→ **TO DO**: Return every line of the data that contains the string "GamePlay".

Excerpts from an interface dataset
===============

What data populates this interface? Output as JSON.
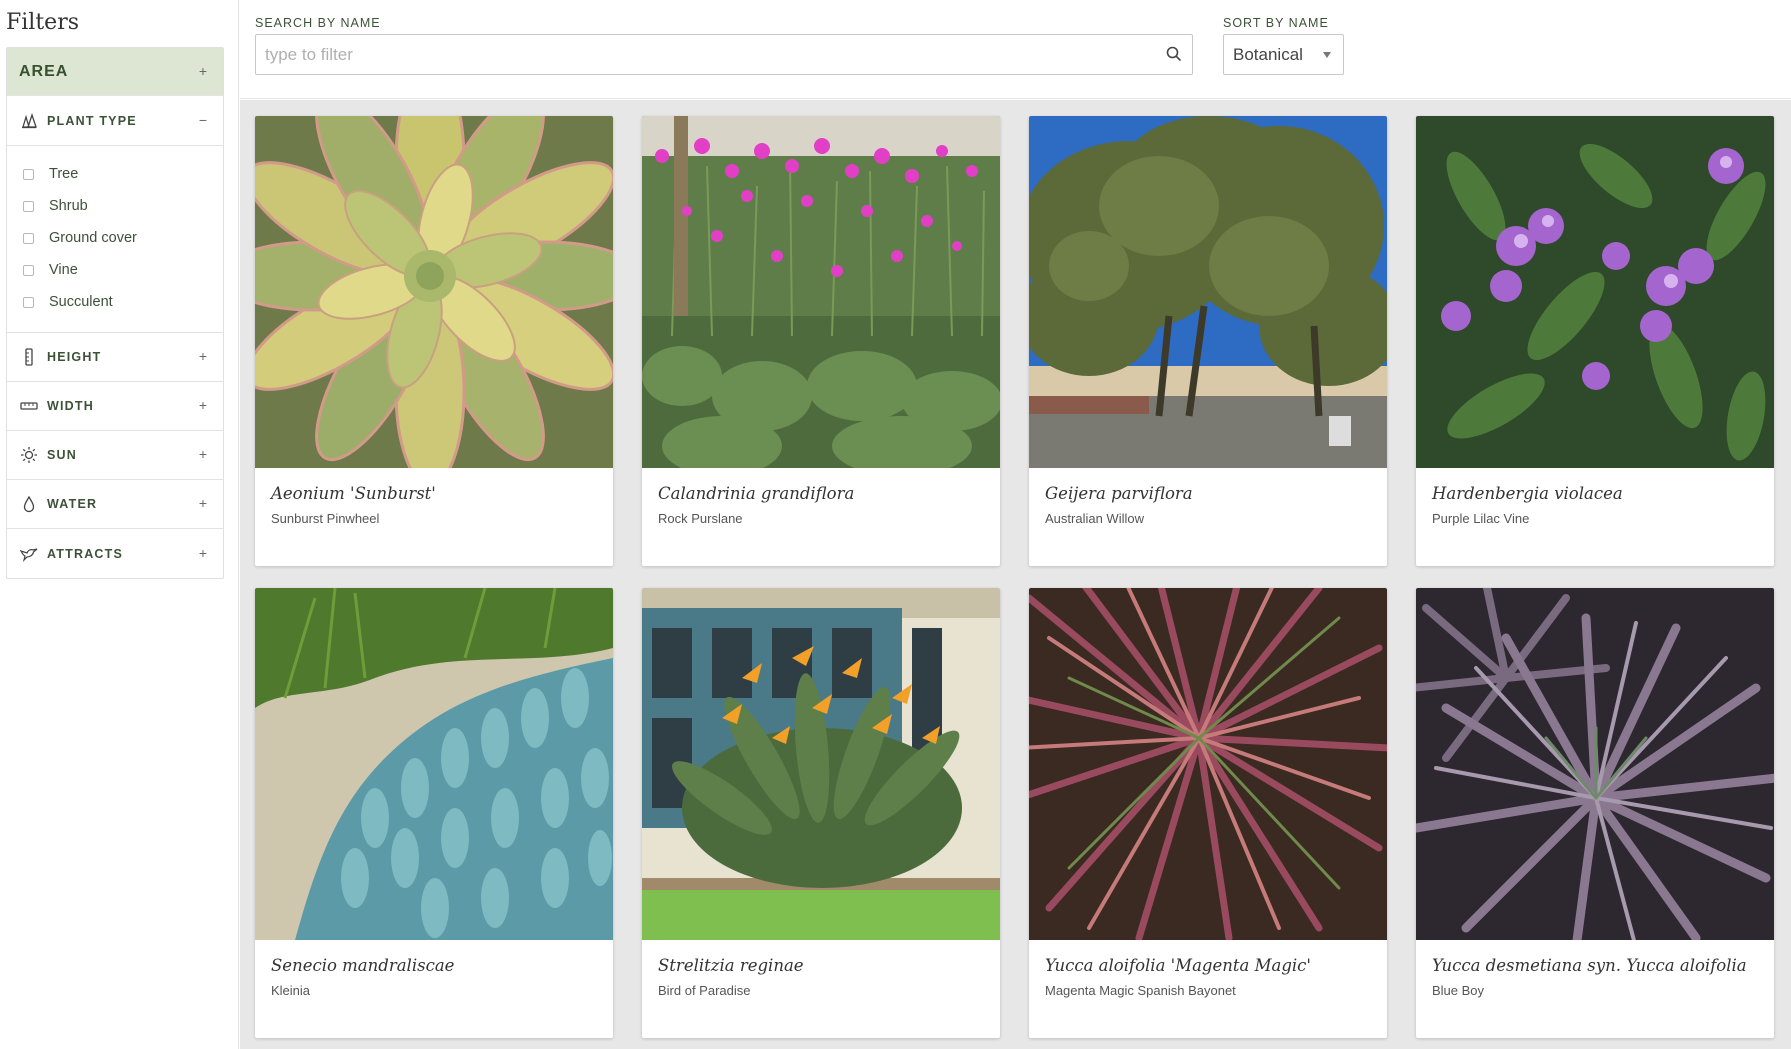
{
  "sidebar": {
    "title": "Filters",
    "area_label": "AREA",
    "plant_type_label": "PLANT TYPE",
    "plant_types": [
      "Tree",
      "Shrub",
      "Ground cover",
      "Vine",
      "Succulent"
    ],
    "height_label": "HEIGHT",
    "width_label": "WIDTH",
    "sun_label": "SUN",
    "water_label": "WATER",
    "attracts_label": "ATTRACTS",
    "toggle_plus": "+",
    "toggle_minus": "−"
  },
  "search": {
    "label": "SEARCH BY NAME",
    "placeholder": "type to filter",
    "value": ""
  },
  "sort": {
    "label": "SORT BY NAME",
    "selected": "Botanical"
  },
  "plants": [
    {
      "botanical": "Aeonium 'Sunburst'",
      "common": "Sunburst Pinwheel"
    },
    {
      "botanical": "Calandrinia grandiflora",
      "common": "Rock Purslane"
    },
    {
      "botanical": "Geijera parviflora",
      "common": "Australian Willow"
    },
    {
      "botanical": "Hardenbergia violacea",
      "common": "Purple Lilac Vine"
    },
    {
      "botanical": "Senecio mandraliscae",
      "common": "Kleinia"
    },
    {
      "botanical": "Strelitzia reginae",
      "common": "Bird of Paradise"
    },
    {
      "botanical": "Yucca aloifolia 'Magenta Magic'",
      "common": "Magenta Magic Spanish Bayonet"
    },
    {
      "botanical": "Yucca desmetiana syn. Yucca aloifolia",
      "common": "Blue Boy"
    }
  ],
  "colors": {
    "accent_green": "#3c5238",
    "area_bg": "#dde6d2",
    "grid_bg": "#e7e7e7"
  }
}
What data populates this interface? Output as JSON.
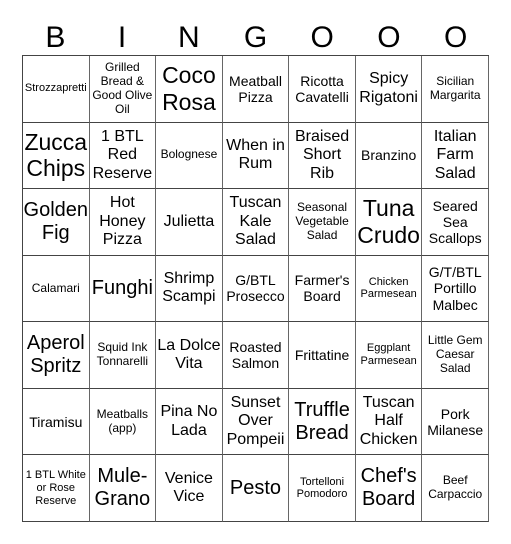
{
  "header": {
    "letters": [
      "B",
      "I",
      "N",
      "G",
      "O",
      "O",
      "O"
    ]
  },
  "cells": [
    [
      "Strozzapretti",
      "Grilled Bread & Good Olive Oil",
      "Coco Rosa",
      "Meatball Pizza",
      "Ricotta Cavatelli",
      "Spicy Rigatoni",
      "Sicilian Margarita"
    ],
    [
      "Zucca Chips",
      "1 BTL Red Reserve",
      "Bolognese",
      "When in Rum",
      "Braised Short Rib",
      "Branzino",
      "Italian Farm Salad"
    ],
    [
      "Golden Fig",
      "Hot Honey Pizza",
      "Julietta",
      "Tuscan Kale Salad",
      "Seasonal Vegetable Salad",
      "Tuna Crudo",
      "Seared Sea Scallops"
    ],
    [
      "Calamari",
      "Funghi",
      "Shrimp Scampi",
      "G/BTL Prosecco",
      "Farmer's Board",
      "Chicken Parmesean",
      "G/T/BTL Portillo Malbec"
    ],
    [
      "Aperol Spritz",
      "Squid Ink Tonnarelli",
      "La Dolce Vita",
      "Roasted Salmon",
      "Frittatine",
      "Eggplant Parmesean",
      "Little Gem Caesar Salad"
    ],
    [
      "Tiramisu",
      "Meatballs (app)",
      "Pina No Lada",
      "Sunset Over Pompeii",
      "Truffle Bread",
      "Tuscan Half Chicken",
      "Pork Milanese"
    ],
    [
      "1 BTL White or Rose Reserve",
      "Mule-Grano",
      "Venice Vice",
      "Pesto",
      "Tortelloni Pomodoro",
      "Chef's Board",
      "Beef Carpaccio"
    ]
  ]
}
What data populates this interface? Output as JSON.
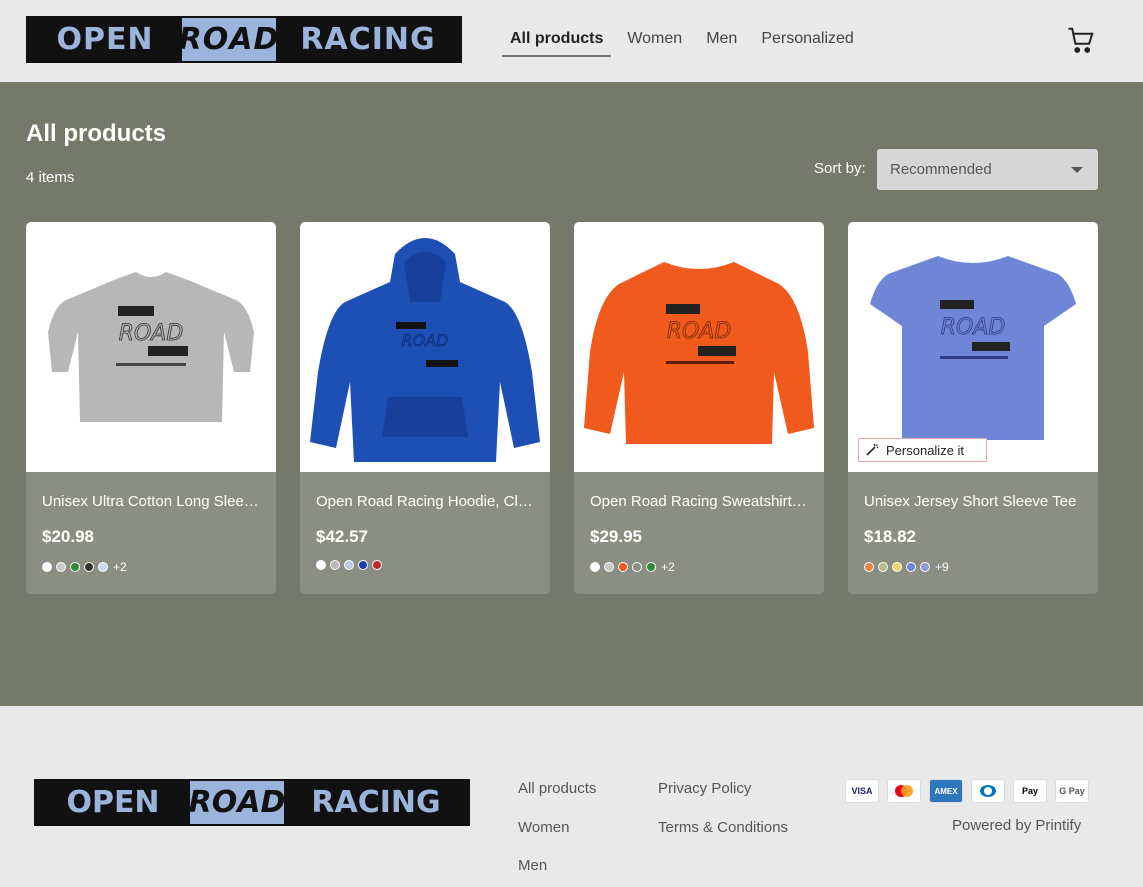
{
  "brand": {
    "logo_part1": "OPEN",
    "logo_part2": "ROAD",
    "logo_part3": "RACING"
  },
  "nav": {
    "items": [
      {
        "label": "All products",
        "active": true
      },
      {
        "label": "Women",
        "active": false
      },
      {
        "label": "Men",
        "active": false
      },
      {
        "label": "Personalized",
        "active": false
      }
    ],
    "cart_icon": "shopping-cart-icon"
  },
  "main": {
    "title": "All products",
    "item_count": "4 items",
    "sort_label": "Sort by:",
    "sort_value": "Recommended"
  },
  "products": [
    {
      "name": "Unisex Ultra Cotton Long Sleeve Tee",
      "price": "$20.98",
      "garment": "long-sleeve-tee",
      "garment_color": "#b7b7b7",
      "swatches": [
        "#ffffff",
        "#c8c8c8",
        "#2e8b3a",
        "#333333",
        "#c9d9ee"
      ],
      "more": "+2",
      "personalize": ""
    },
    {
      "name": "Open Road Racing Hoodie, Classic",
      "price": "$42.57",
      "garment": "hoodie",
      "garment_color": "#1d4fb5",
      "swatches": [
        "#ffffff",
        "#b9b9b9",
        "#b9c9de",
        "#1d3fb0",
        "#c0282d"
      ],
      "more": "",
      "personalize": ""
    },
    {
      "name": "Open Road Racing Sweatshirt, Classic",
      "price": "$29.95",
      "garment": "sweatshirt",
      "garment_color": "#f05a1c",
      "swatches": [
        "#ffffff",
        "#c8c8c8",
        "#f05a1c",
        "#8b8f83",
        "#2e8b3a"
      ],
      "more": "+2",
      "personalize": ""
    },
    {
      "name": "Unisex Jersey Short Sleeve Tee",
      "price": "$18.82",
      "garment": "tshirt",
      "garment_color": "#6f86d6",
      "swatches": [
        "#e8864c",
        "#b7b98a",
        "#f0d36a",
        "#6f86d6",
        "#8f9fcf"
      ],
      "more": "+9",
      "personalize": "Personalize it"
    }
  ],
  "footer": {
    "links_col1": [
      "All products",
      "Women",
      "Men"
    ],
    "links_col2": [
      "Privacy Policy",
      "Terms & Conditions"
    ],
    "payments": [
      "VISA",
      "Mastercard",
      "AMEX",
      "Diners",
      "Pay",
      "G Pay"
    ],
    "powered_by": "Powered by Printify"
  }
}
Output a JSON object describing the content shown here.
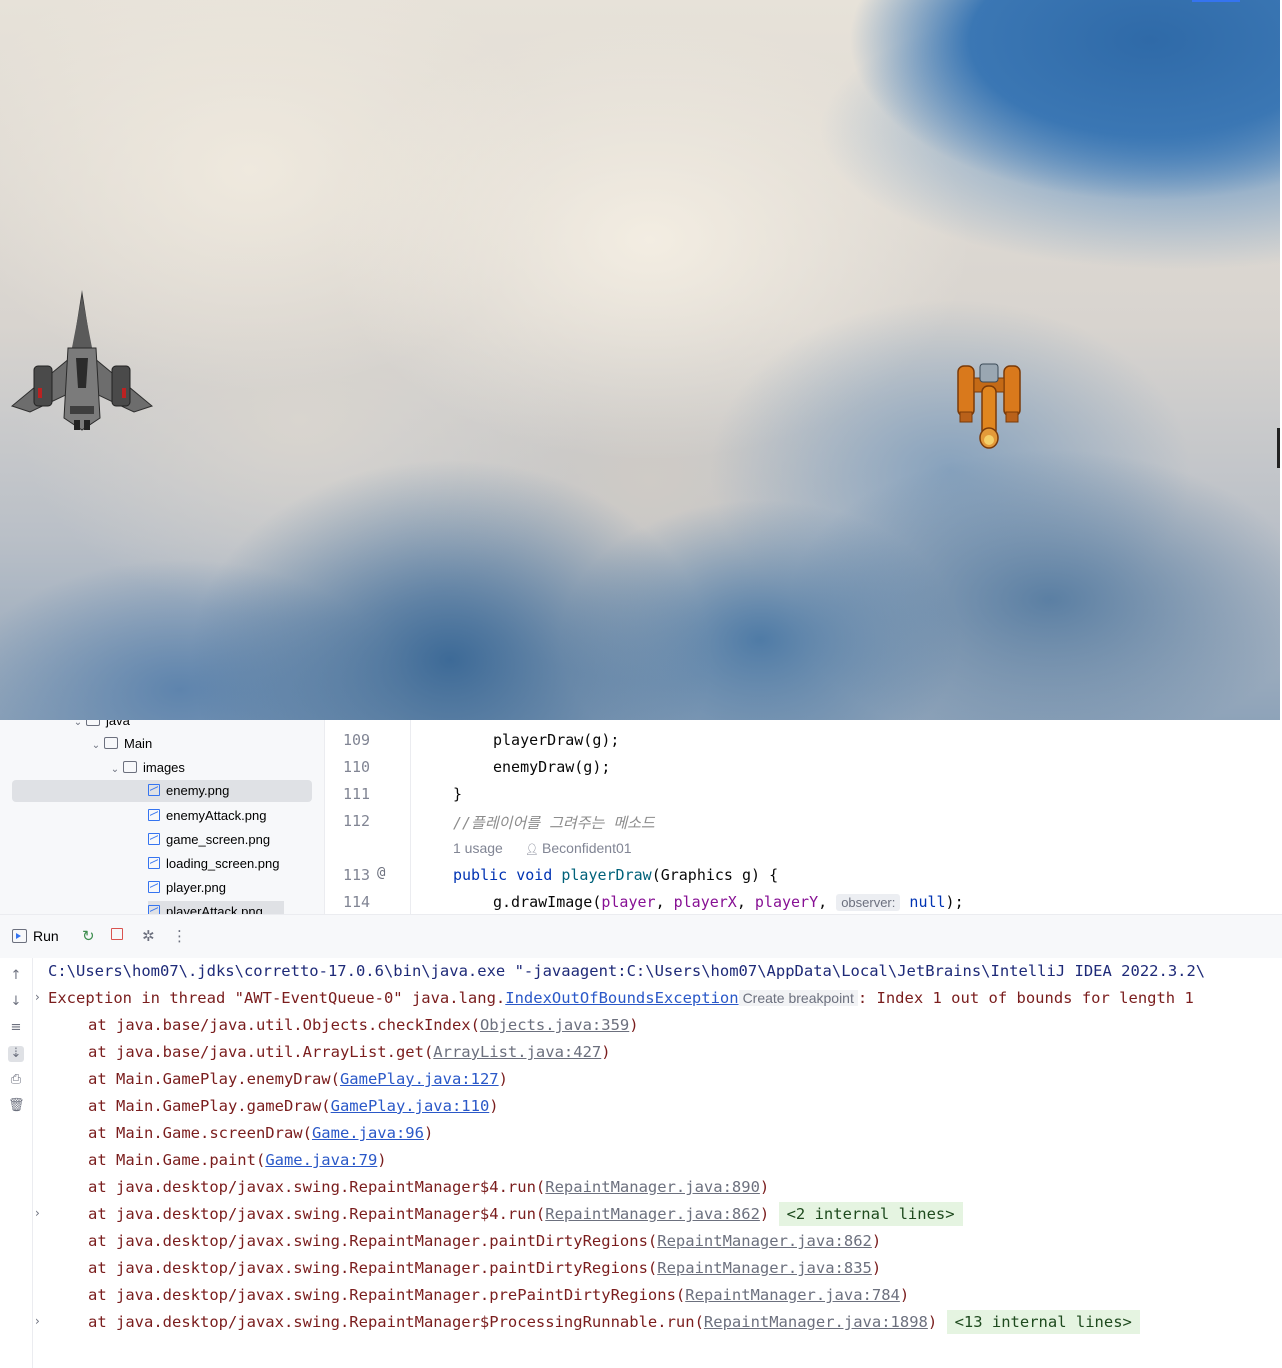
{
  "project_tree": {
    "items": [
      {
        "label": "java",
        "type": "folder"
      },
      {
        "label": "Main",
        "type": "package"
      },
      {
        "label": "images",
        "type": "folder"
      },
      {
        "label": "enemy.png",
        "type": "image",
        "selected": true
      },
      {
        "label": "enemyAttack.png",
        "type": "image"
      },
      {
        "label": "game_screen.png",
        "type": "image"
      },
      {
        "label": "loading_screen.png",
        "type": "image"
      },
      {
        "label": "player.png",
        "type": "image"
      },
      {
        "label": "playerAttack.png",
        "type": "image"
      }
    ]
  },
  "editor": {
    "line_numbers": [
      "109",
      "110",
      "111",
      "112",
      "113",
      "114"
    ],
    "line_109": "playerDraw(g);",
    "line_110": "enemyDraw(g);",
    "line_111": "}",
    "line_112_comment": "//플레이어를 그려주는 메소드",
    "usage_hint": "1 usage",
    "author_hint": "Beconfident01",
    "line_113": {
      "kw1": "public",
      "kw2": "void",
      "fn": "playerDraw",
      "rest": "(Graphics g) {"
    },
    "line_114": {
      "pre": "g.drawImage(",
      "a1": "player",
      "sep1": ", ",
      "a2": "playerX",
      "sep2": ", ",
      "a3": "playerY",
      "sep3": ", ",
      "inlay": "observer:",
      "kw": "null",
      "end": ");"
    },
    "gutter_marker": "@"
  },
  "run_window": {
    "tab_label": "Run",
    "command_line": "C:\\Users\\hom07\\.jdks\\corretto-17.0.6\\bin\\java.exe \"-javaagent:C:\\Users\\hom07\\AppData\\Local\\JetBrains\\IntelliJ IDEA 2022.3.2\\",
    "exception": {
      "prefix": "Exception in thread \"AWT-EventQueue-0\" java.lang.",
      "link": "IndexOutOfBoundsException",
      "breakpoint": "Create breakpoint",
      "suffix": ": Index 1 out of bounds for length 1"
    },
    "trace": [
      {
        "text": "at java.base/java.util.Objects.checkIndex(",
        "link": "Objects.java:359",
        "linkStyle": "gray",
        "end": ")"
      },
      {
        "text": "at java.base/java.util.ArrayList.get(",
        "link": "ArrayList.java:427",
        "linkStyle": "gray",
        "end": ")"
      },
      {
        "text": "at Main.GamePlay.enemyDraw(",
        "link": "GamePlay.java:127",
        "linkStyle": "blue",
        "end": ")"
      },
      {
        "text": "at Main.GamePlay.gameDraw(",
        "link": "GamePlay.java:110",
        "linkStyle": "blue",
        "end": ")"
      },
      {
        "text": "at Main.Game.screenDraw(",
        "link": "Game.java:96",
        "linkStyle": "blue",
        "end": ")"
      },
      {
        "text": "at Main.Game.paint(",
        "link": "Game.java:79",
        "linkStyle": "blue",
        "end": ")"
      },
      {
        "text": "at java.desktop/javax.swing.RepaintManager$4.run(",
        "link": "RepaintManager.java:890",
        "linkStyle": "gray",
        "end": ")"
      },
      {
        "text": "at java.desktop/javax.swing.RepaintManager$4.run(",
        "link": "RepaintManager.java:862",
        "linkStyle": "gray",
        "end": ")",
        "fold": "<2 internal lines>"
      },
      {
        "text": "at java.desktop/javax.swing.RepaintManager.paintDirtyRegions(",
        "link": "RepaintManager.java:862",
        "linkStyle": "gray",
        "end": ")"
      },
      {
        "text": "at java.desktop/javax.swing.RepaintManager.paintDirtyRegions(",
        "link": "RepaintManager.java:835",
        "linkStyle": "gray",
        "end": ")"
      },
      {
        "text": "at java.desktop/javax.swing.RepaintManager.prePaintDirtyRegions(",
        "link": "RepaintManager.java:784",
        "linkStyle": "gray",
        "end": ")"
      },
      {
        "text": "at java.desktop/javax.swing.RepaintManager$ProcessingRunnable.run(",
        "link": "RepaintManager.java:1898",
        "linkStyle": "gray",
        "end": ")",
        "fold": "<13 internal lines>"
      }
    ]
  },
  "colors": {
    "error_text": "#7a1d1d",
    "link_blue": "#2a58c8",
    "fold_bg": "#e5f4e1",
    "accent": "#3574f0"
  }
}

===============

→ **EXPECTED ANSWER**:
        "text": "at Main.GamePlay.enemyDraw(",
        "link": "GamePlay.java:127",
        "text": "at Main.GamePlay.gameDraw(",
        "link": "GamePlay.java:110",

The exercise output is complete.